▸ Your assignment
Word for word, give the records again, dropping any picture they hold.

▸ Records to process
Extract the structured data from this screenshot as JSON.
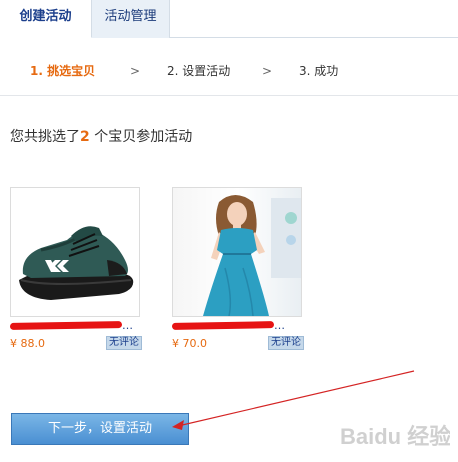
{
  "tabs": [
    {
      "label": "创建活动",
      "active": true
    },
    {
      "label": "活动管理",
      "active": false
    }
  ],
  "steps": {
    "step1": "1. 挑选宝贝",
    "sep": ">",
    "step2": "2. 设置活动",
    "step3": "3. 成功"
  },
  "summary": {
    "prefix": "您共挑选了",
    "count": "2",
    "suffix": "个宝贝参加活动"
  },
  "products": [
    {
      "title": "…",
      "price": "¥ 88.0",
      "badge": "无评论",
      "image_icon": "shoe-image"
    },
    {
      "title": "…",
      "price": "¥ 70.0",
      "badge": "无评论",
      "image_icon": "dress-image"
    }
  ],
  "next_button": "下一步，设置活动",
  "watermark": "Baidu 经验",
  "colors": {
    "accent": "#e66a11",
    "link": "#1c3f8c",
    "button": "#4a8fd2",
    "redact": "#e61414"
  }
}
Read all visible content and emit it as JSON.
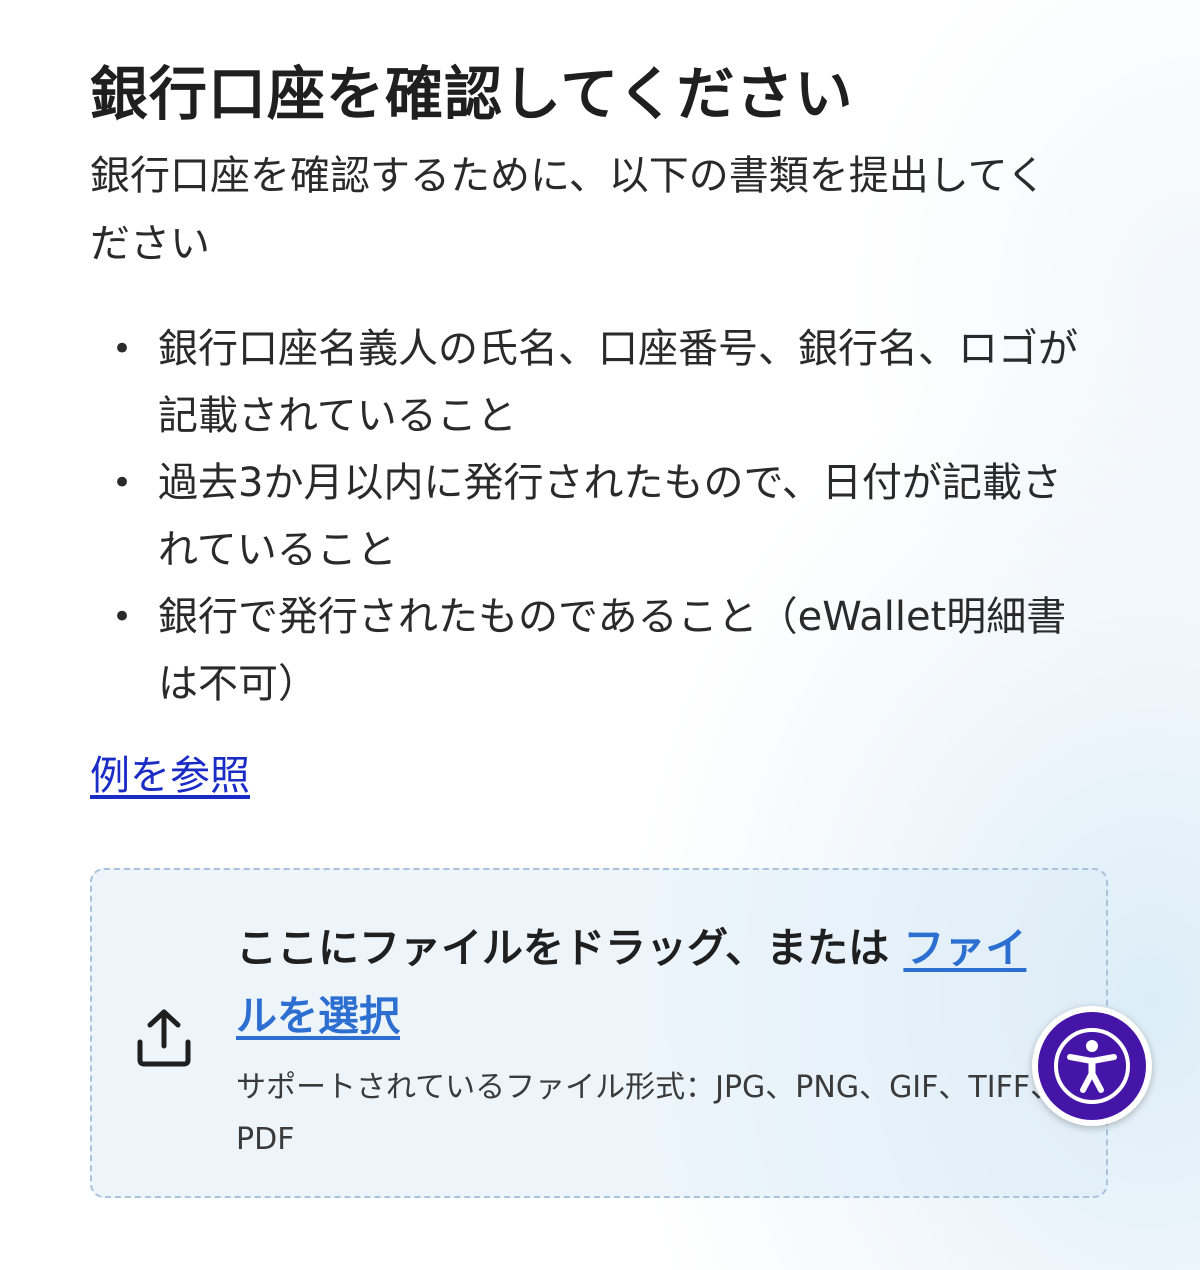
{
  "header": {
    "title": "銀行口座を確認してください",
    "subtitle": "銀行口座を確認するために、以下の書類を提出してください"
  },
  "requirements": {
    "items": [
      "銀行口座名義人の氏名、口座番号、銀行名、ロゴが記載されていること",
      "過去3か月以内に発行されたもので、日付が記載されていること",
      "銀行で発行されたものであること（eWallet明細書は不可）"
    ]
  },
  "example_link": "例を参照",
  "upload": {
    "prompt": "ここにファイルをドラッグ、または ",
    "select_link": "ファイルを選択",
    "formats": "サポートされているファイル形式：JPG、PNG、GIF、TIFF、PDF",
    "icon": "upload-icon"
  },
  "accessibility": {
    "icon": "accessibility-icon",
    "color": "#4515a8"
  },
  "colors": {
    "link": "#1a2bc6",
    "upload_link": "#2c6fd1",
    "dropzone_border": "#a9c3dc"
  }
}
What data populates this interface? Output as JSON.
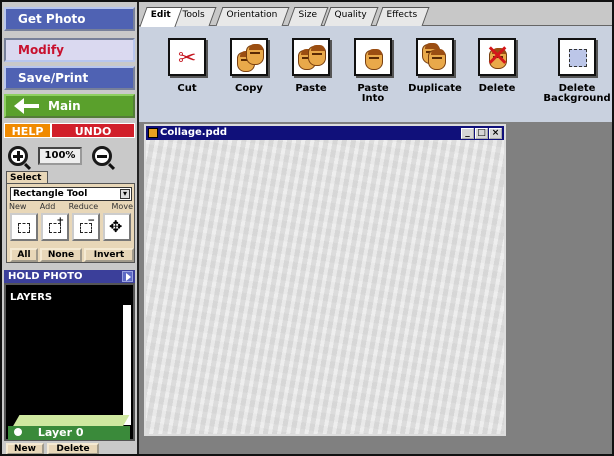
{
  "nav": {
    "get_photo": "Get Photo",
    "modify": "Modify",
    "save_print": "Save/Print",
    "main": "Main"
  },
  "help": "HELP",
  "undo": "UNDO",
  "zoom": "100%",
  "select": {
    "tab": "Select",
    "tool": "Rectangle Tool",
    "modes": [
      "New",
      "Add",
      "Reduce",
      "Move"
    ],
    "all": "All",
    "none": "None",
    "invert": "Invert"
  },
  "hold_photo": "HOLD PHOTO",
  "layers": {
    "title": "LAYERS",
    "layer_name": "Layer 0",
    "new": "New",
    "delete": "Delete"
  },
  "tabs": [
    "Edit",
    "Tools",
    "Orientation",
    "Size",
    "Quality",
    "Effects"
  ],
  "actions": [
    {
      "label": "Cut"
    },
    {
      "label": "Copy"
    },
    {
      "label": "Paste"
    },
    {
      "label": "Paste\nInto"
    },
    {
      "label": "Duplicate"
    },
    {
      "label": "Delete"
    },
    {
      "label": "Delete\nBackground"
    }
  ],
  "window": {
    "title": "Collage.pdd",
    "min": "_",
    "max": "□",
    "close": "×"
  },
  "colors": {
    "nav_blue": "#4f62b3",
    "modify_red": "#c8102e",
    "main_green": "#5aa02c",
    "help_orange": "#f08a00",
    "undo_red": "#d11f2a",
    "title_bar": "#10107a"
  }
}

▸ Written solution
Extract the structured data from this screenshot as JSON.
{
  "tabs": [
    {
      "label": "创建活动",
      "active": true
    },
    {
      "label": "活动管理",
      "active": false
    }
  ],
  "steps": {
    "step1": "1. 挑选宝贝",
    "sep": ">",
    "step2": "2. 设置活动",
    "step3": "3. 成功"
  },
  "summary": {
    "prefix": "您共挑选了",
    "count": "2",
    "suffix": "个宝贝参加活动"
  },
  "products": [
    {
      "title": "…",
      "price": "¥ 88.0",
      "badge": "无评论",
      "image_icon": "shoe-image"
    },
    {
      "title": "…",
      "price": "¥ 70.0",
      "badge": "无评论",
      "image_icon": "dress-image"
    }
  ],
  "next_button": "下一步，设置活动",
  "watermark": "Baidu 经验",
  "colors": {
    "accent": "#e66a11",
    "link": "#1c3f8c",
    "button": "#4a8fd2",
    "redact": "#e61414"
  }
}
Read all visible content and emit it as JSON.
{
  "header": {
    "title": "銀行口座を確認してください",
    "subtitle": "銀行口座を確認するために、以下の書類を提出してください"
  },
  "requirements": {
    "items": [
      "銀行口座名義人の氏名、口座番号、銀行名、ロゴが記載されていること",
      "過去3か月以内に発行されたもので、日付が記載されていること",
      "銀行で発行されたものであること（eWallet明細書は不可）"
    ]
  },
  "example_link": "例を参照",
  "upload": {
    "prompt": "ここにファイルをドラッグ、または ",
    "select_link": "ファイルを選択",
    "formats": "サポートされているファイル形式：JPG、PNG、GIF、TIFF、PDF",
    "icon": "upload-icon"
  },
  "accessibility": {
    "icon": "accessibility-icon",
    "color": "#4515a8"
  },
  "colors": {
    "link": "#1a2bc6",
    "upload_link": "#2c6fd1",
    "dropzone_border": "#a9c3dc"
  }
}
What data populates this interface? Output as JSON.
{
  "nav": {
    "get_photo": "Get Photo",
    "modify": "Modify",
    "save_print": "Save/Print",
    "main": "Main"
  },
  "help": "HELP",
  "undo": "UNDO",
  "zoom": "100%",
  "select": {
    "tab": "Select",
    "tool": "Rectangle Tool",
    "modes": [
      "New",
      "Add",
      "Reduce",
      "Move"
    ],
    "all": "All",
    "none": "None",
    "invert": "Invert"
  },
  "hold_photo": "HOLD PHOTO",
  "layers": {
    "title": "LAYERS",
    "layer_name": "Layer 0",
    "new": "New",
    "delete": "Delete"
  },
  "tabs": [
    "Edit",
    "Tools",
    "Orientation",
    "Size",
    "Quality",
    "Effects"
  ],
  "actions": [
    {
      "label": "Cut"
    },
    {
      "label": "Copy"
    },
    {
      "label": "Paste"
    },
    {
      "label": "Paste\nInto"
    },
    {
      "label": "Duplicate"
    },
    {
      "label": "Delete"
    },
    {
      "label": "Delete\nBackground"
    }
  ],
  "window": {
    "title": "Collage.pdd",
    "min": "_",
    "max": "□",
    "close": "×"
  },
  "colors": {
    "nav_blue": "#4f62b3",
    "modify_red": "#c8102e",
    "main_green": "#5aa02c",
    "help_orange": "#f08a00",
    "undo_red": "#d11f2a",
    "title_bar": "#10107a"
  }
}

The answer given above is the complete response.